The mother says that she discovered that she was pregnant when she was 16 and decided to get an abortion done. She returned to the Tayside University Hospitals NHS Trust 33 weeks after and was told that one baby has survived. The baby, called Jayde is now four and the mother is claiming that her upbringing is a financial burden and hence is hoping to get the above amount as compensation. The landmark case is all set to be heard in the Perth Sheriff Court in March 2006. Ms Dow claims that doctors at the Perth Royal Infirmary said after the abortion in January 2001 that no live material was left behind in her uterus. She adds that doctors had given her contraceptives and advised her that she could gain weight and suffer from irregular menstrual cycles as a result of the injection. She claims that when she subsequently gained weight, she attributed it to the injection. However after 33 weeks when she returned to the hospitals, she was told that one of the foetuses was alive and well and was seven weeks away from delivery.
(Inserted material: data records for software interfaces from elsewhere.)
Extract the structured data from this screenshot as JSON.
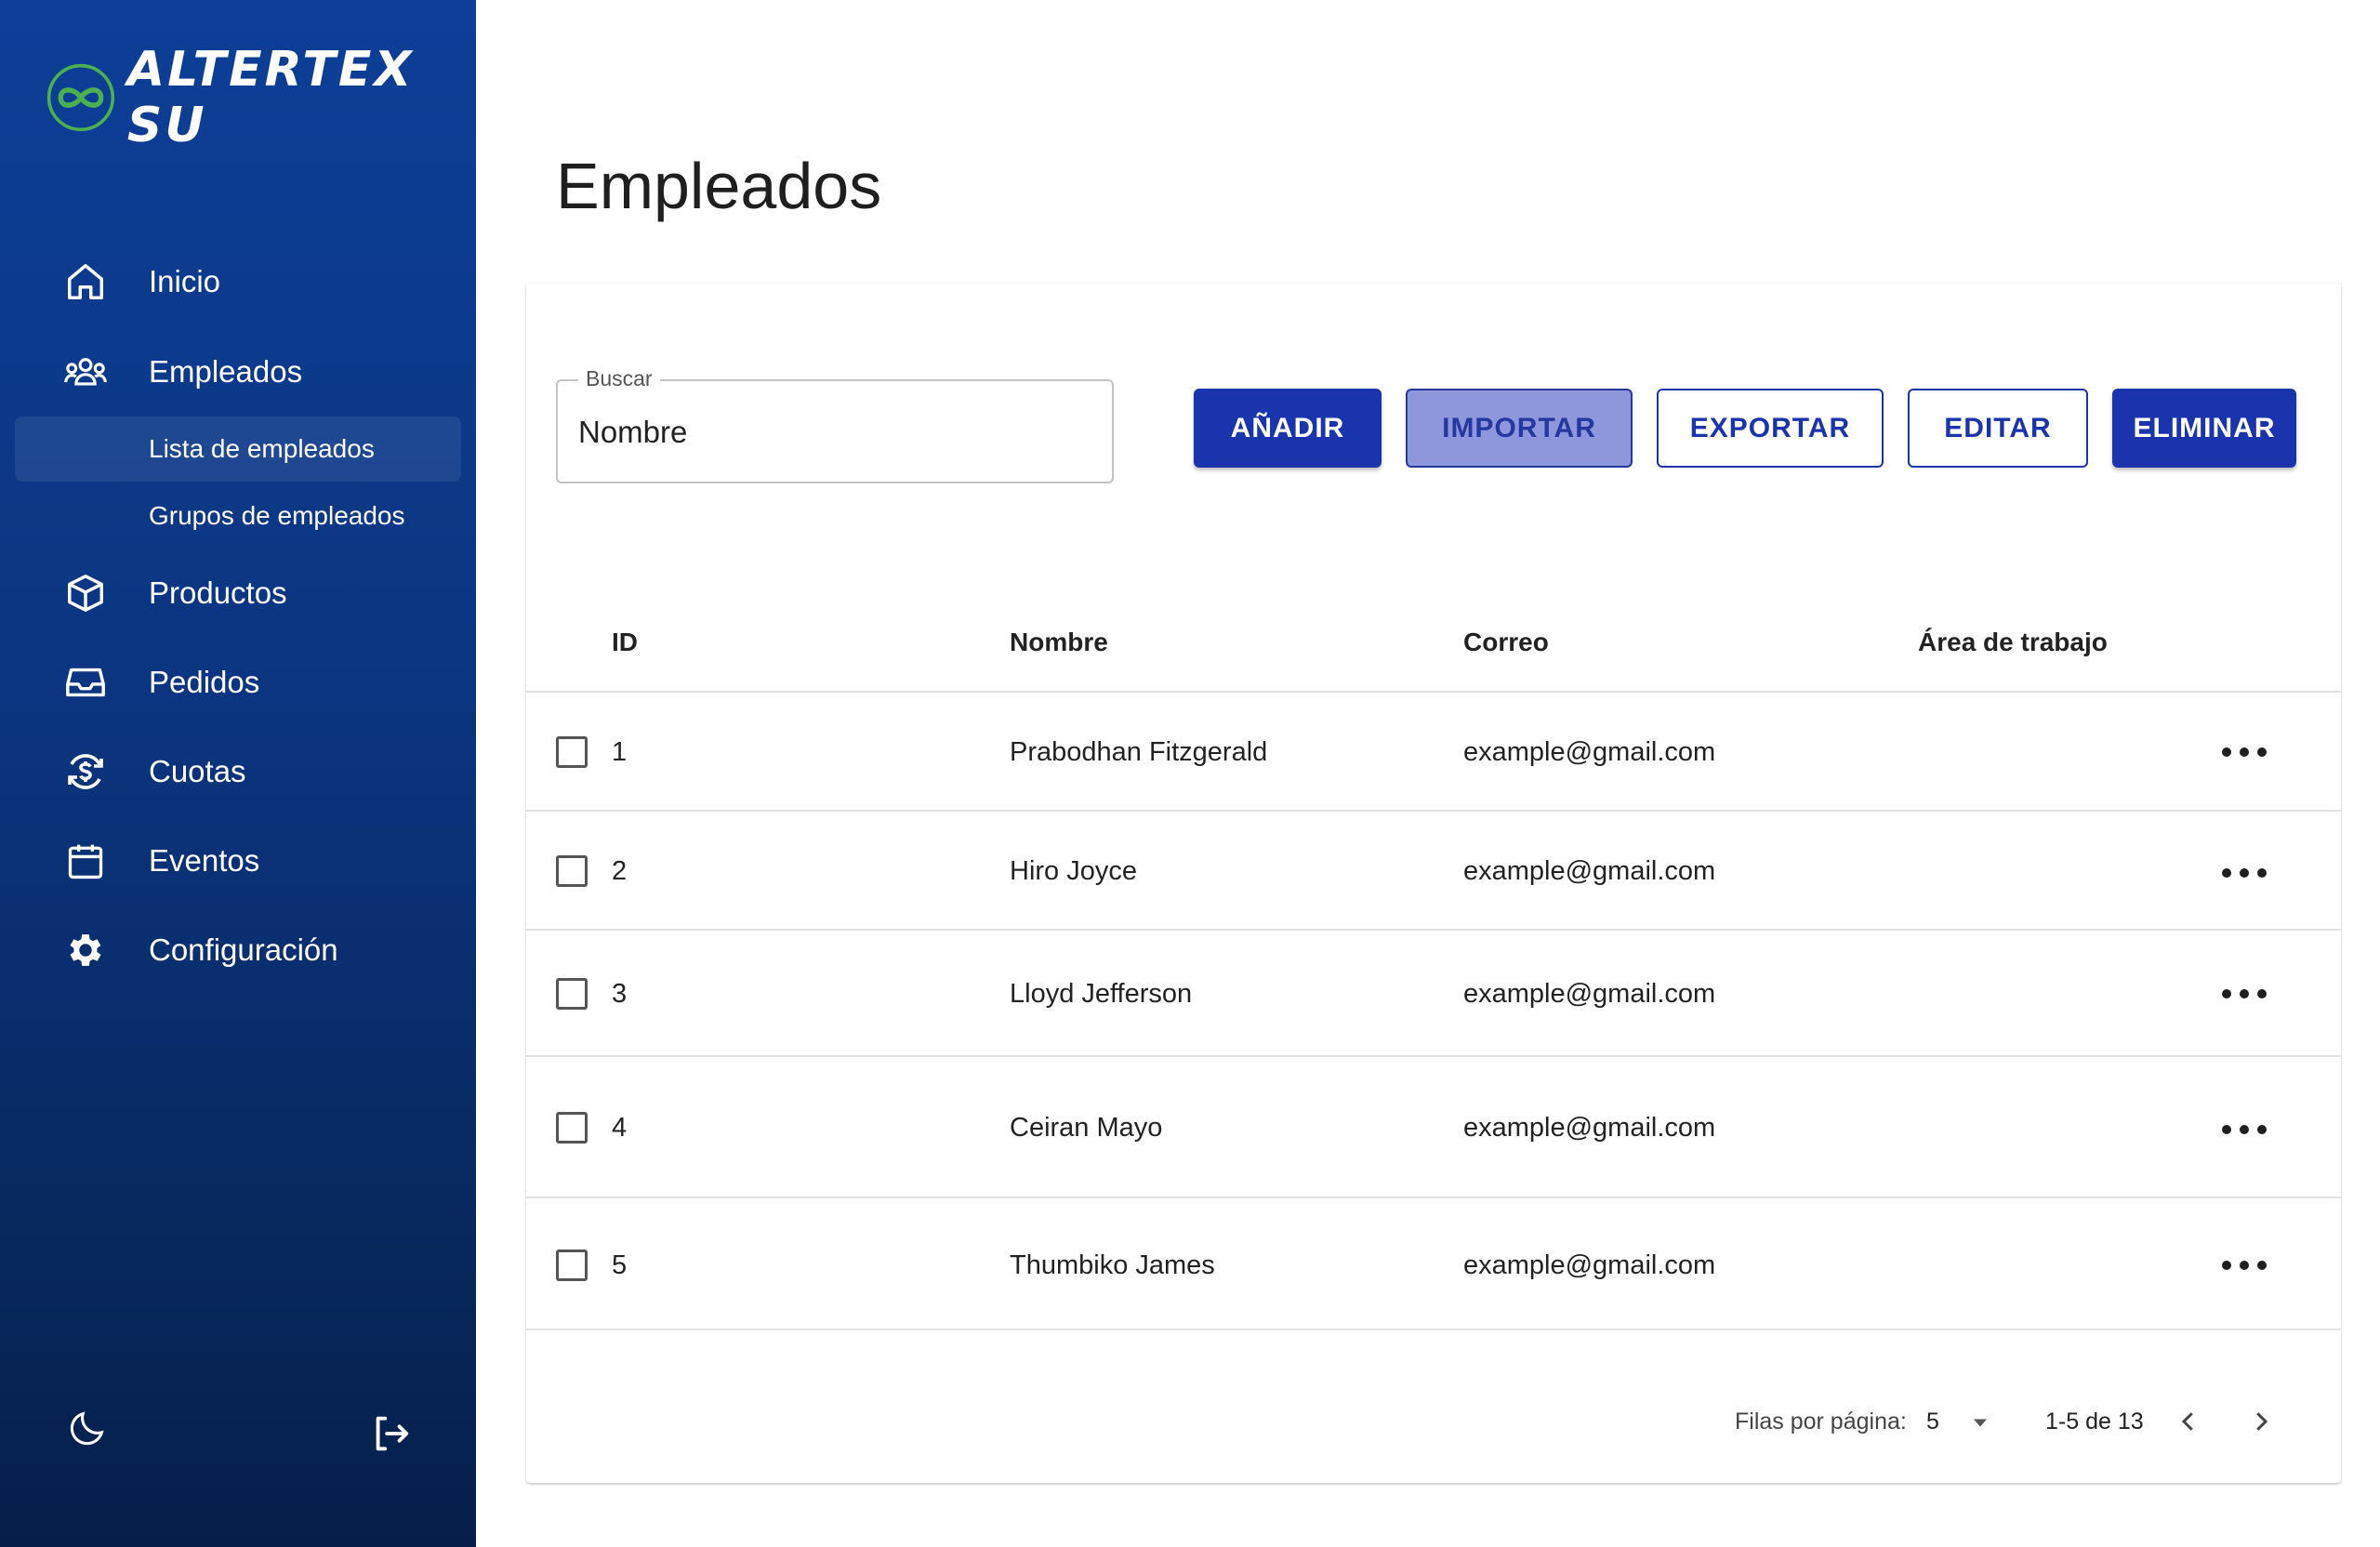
{
  "brand": {
    "name": "ALTERTEX SU",
    "accent": "#4caf50"
  },
  "sidebar": {
    "items": [
      {
        "label": "Inicio",
        "icon": "home-icon"
      },
      {
        "label": "Empleados",
        "icon": "users-icon"
      },
      {
        "label": "Lista de empleados",
        "active": true
      },
      {
        "label": "Grupos de empleados"
      },
      {
        "label": "Productos",
        "icon": "box-icon"
      },
      {
        "label": "Pedidos",
        "icon": "inbox-icon"
      },
      {
        "label": "Cuotas",
        "icon": "currency-refresh-icon"
      },
      {
        "label": "Eventos",
        "icon": "calendar-icon"
      },
      {
        "label": "Configuración",
        "icon": "gear-icon"
      }
    ],
    "bottom": {
      "theme_icon": "moon-icon",
      "logout_icon": "logout-icon"
    }
  },
  "page": {
    "title": "Empleados"
  },
  "search": {
    "legend": "Buscar",
    "value": "Nombre"
  },
  "toolbar": {
    "add": "AÑADIR",
    "import": "IMPORTAR",
    "export": "EXPORTAR",
    "edit": "EDITAR",
    "delete": "ELIMINAR"
  },
  "table": {
    "columns": [
      "ID",
      "Nombre",
      "Correo",
      "Área de trabajo"
    ],
    "rows": [
      {
        "id": "1",
        "name": "Prabodhan Fitzgerald",
        "email": "example@gmail.com",
        "area": ""
      },
      {
        "id": "2",
        "name": "Hiro Joyce",
        "email": "example@gmail.com",
        "area": ""
      },
      {
        "id": "3",
        "name": "Lloyd Jefferson",
        "email": "example@gmail.com",
        "area": ""
      },
      {
        "id": "4",
        "name": "Ceiran Mayo",
        "email": "example@gmail.com",
        "area": ""
      },
      {
        "id": "5",
        "name": "Thumbiko James",
        "email": "example@gmail.com",
        "area": ""
      }
    ]
  },
  "pagination": {
    "rows_label": "Filas por página:",
    "rows_value": "5",
    "range": "1-5 de 13"
  },
  "colors": {
    "primary": "#1a34ad",
    "sidebar_top": "#0d3f98",
    "sidebar_bottom": "#061f4a"
  }
}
Advertisement"She required to undergo an elective C-section. She suffered pain and discomfort in consequence of surgery. She has the financial burden of care, upbringing and aliment of Jayde. She suffers an impediment in her ability to obtain employment in consequence of her care for the child," the lawsuit states. Ms Dow herself says that the hospital should have checked more thoroughly if they were aware that she was having twins. "They ought to have known the contraceptive jag could have masked the symptoms of continuing pregnancy," she adds.
The trust is now saying that at that time there was no clinical evidence to suggest that there were twins, "There is a recognized incidence of failed suction termination, particularly at early gestation. It's probable the procedure on 19 January 2001 reduced the twins' pregnancy to a singleton pregnancy, "Tayside University Hospitals NHS Trust said.